If you’re planning a trip to southern Utah take note that there is a ton of awesome stuff to see and do near Bryce Canyon. On the way there from Zion National Park you drive right through Red Canyon. Located in the Dixie National Forest, Red Canyon is widely known for its popular trail system for hiking, bikes, ATVs and horses. One of the best things about Red Canyon is that it’s way less crowded than Bryce Canyon, and it shares many of its same signature features like unique hoodoos, red cliffs and ponderosa pines.
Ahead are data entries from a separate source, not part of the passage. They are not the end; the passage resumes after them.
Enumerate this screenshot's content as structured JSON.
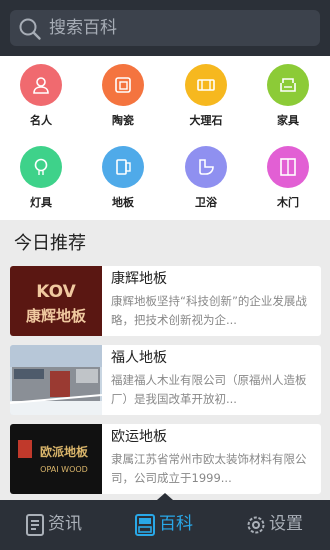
{
  "search": {
    "placeholder": "搜索百科"
  },
  "categories": [
    {
      "label": "名人",
      "icon": "person-icon",
      "color": "#f06a6f"
    },
    {
      "label": "陶瓷",
      "icon": "tile-icon",
      "color": "#f4743f"
    },
    {
      "label": "大理石",
      "icon": "marble-icon",
      "color": "#f6b81f"
    },
    {
      "label": "家具",
      "icon": "sofa-icon",
      "color": "#8ccb37"
    },
    {
      "label": "灯具",
      "icon": "bulb-icon",
      "color": "#3ed28a"
    },
    {
      "label": "地板",
      "icon": "floor-icon",
      "color": "#4faae9"
    },
    {
      "label": "卫浴",
      "icon": "toilet-icon",
      "color": "#8f90f0"
    },
    {
      "label": "木门",
      "icon": "door-icon",
      "color": "#e25fd4"
    }
  ],
  "section": {
    "title": "今日推荐"
  },
  "recommendations": [
    {
      "title": "康辉地板",
      "desc": "康辉地板坚持“科技创新”的企业发展战略，把技术创新视为企...",
      "logo_top": "KOV",
      "logo_bottom": "康辉地板"
    },
    {
      "title": "福人地板",
      "desc": "福建福人木业有限公司（原福州人造板厂）是我国改革开放初...",
      "logo_top": "",
      "logo_bottom": ""
    },
    {
      "title": "欧运地板",
      "desc": "隶属江苏省常州市欧太装饰材料有限公司，公司成立于1999...",
      "logo_top": "欧派地板",
      "logo_bottom": "OPAI WOOD"
    }
  ],
  "tabs": [
    {
      "label": "资讯",
      "icon": "news-icon",
      "active": false
    },
    {
      "label": "百科",
      "icon": "encyclopedia-icon",
      "active": true
    },
    {
      "label": "设置",
      "icon": "gear-icon",
      "active": false
    }
  ],
  "colors": {
    "accent": "#29a8e8",
    "bar": "#2b3038",
    "tab_inactive": "#aab0b8"
  }
}
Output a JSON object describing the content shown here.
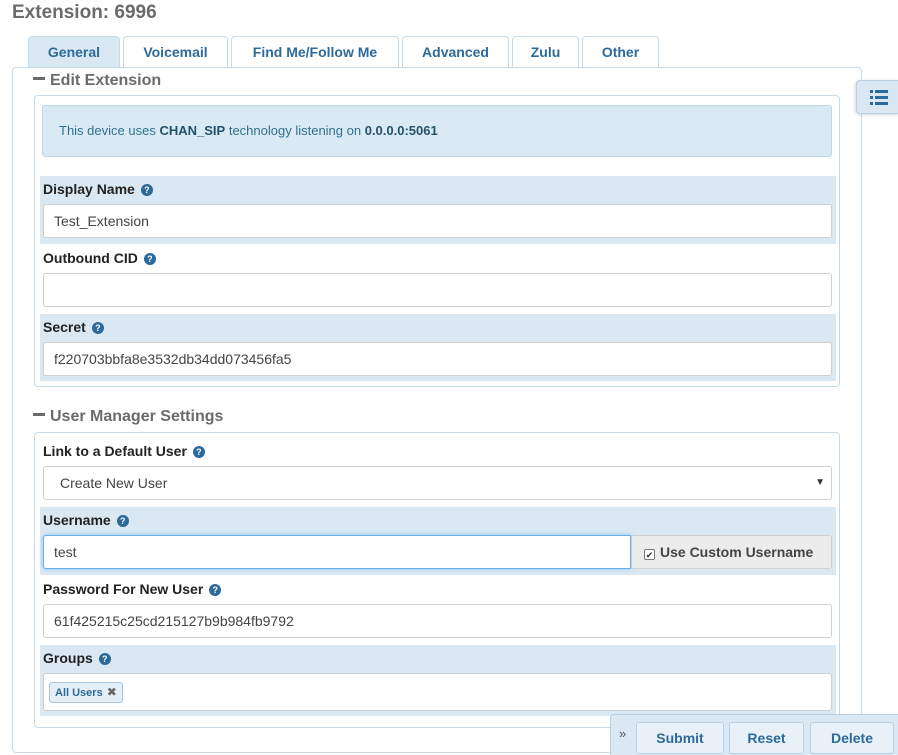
{
  "page": {
    "title": "Extension: 6996"
  },
  "tabs": [
    {
      "label": "General",
      "active": true
    },
    {
      "label": "Voicemail"
    },
    {
      "label": "Find Me/Follow Me"
    },
    {
      "label": "Advanced"
    },
    {
      "label": "Zulu"
    },
    {
      "label": "Other"
    }
  ],
  "edit_extension": {
    "heading": "Edit Extension",
    "info": {
      "prefix": "This device uses",
      "tech": "CHAN_SIP",
      "middle": "technology listening on",
      "address": "0.0.0.0:5061"
    },
    "display_name": {
      "label": "Display Name",
      "value": "Test_Extension"
    },
    "outbound_cid": {
      "label": "Outbound CID",
      "value": ""
    },
    "secret": {
      "label": "Secret",
      "value": "f220703bbfa8e3532db34dd073456fa5"
    }
  },
  "user_manager": {
    "heading": "User Manager Settings",
    "link_default_user": {
      "label": "Link to a Default User",
      "selected": "Create New User"
    },
    "username": {
      "label": "Username",
      "value": "test",
      "custom_label": "Use Custom Username",
      "custom_checked": true
    },
    "password": {
      "label": "Password For New User",
      "value": "61f425215c25cd215127b9b984fb9792"
    },
    "groups": {
      "label": "Groups",
      "tags": [
        "All Users"
      ]
    }
  },
  "actions": {
    "submit": "Submit",
    "reset": "Reset",
    "delete": "Delete"
  },
  "icons": {
    "help": "question-circle-icon",
    "list": "list-icon",
    "collapse": "minus-icon",
    "expand": "double-chevron-right-icon",
    "remove": "close-icon"
  },
  "colors": {
    "accent": "#2d6a9a",
    "highlight": "#d9e8f3",
    "info_bg": "#d9eaf4"
  }
}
A few miles after turning onto US-12 you’ll encounter the Red Canyon Visitor Center which offers clean restrooms, picnic tables, a gift shop, trail maps, brochures and information about the area. There’s also a campground nearby. En route to Bryce Canyon you drive through a couple neat manmade tunnels in Red Canyon too. There are some trails right off the side of the road that have great access to hoodoos and rock formations. If you have a few extra minutes to spare we suggest exploring the area for a little while.
Zion, one of our absolute favorite national parks, is roughly two hours away from Bryce Canyon. In our opinion if you’re going to travel to this area of southern Utah you should really visit both of these parks — they’re truly unique and unforgettable. Cedar Breaks National Monument, a three-mile long amphitheater of painted cliffs that’s awfully reminiscent to Bryce Canyon, is only a one hour drive away. Kodachrome Basin State Park in Cannonville, 30 minutes from Bryce, is characterized by 67 photogenic monolithic stone spires. Our next destination was the Escalante region of the Grand Staircase-Escalante National Monument, where we hiked to Lower Calf Creek Falls and explored Escalante Petrified Forest State Park. The drive from Bryce Canyon to the town of Escalante is about one hour. The Grand Staircase section is the more remote area of the monument; it has the most extensive network of slot canyons in Utah.
For more ideas of things to do in Utah, check out some of the links below. Let us know if you have any suggestions of things to check out in Utah, too! Thanks for reading!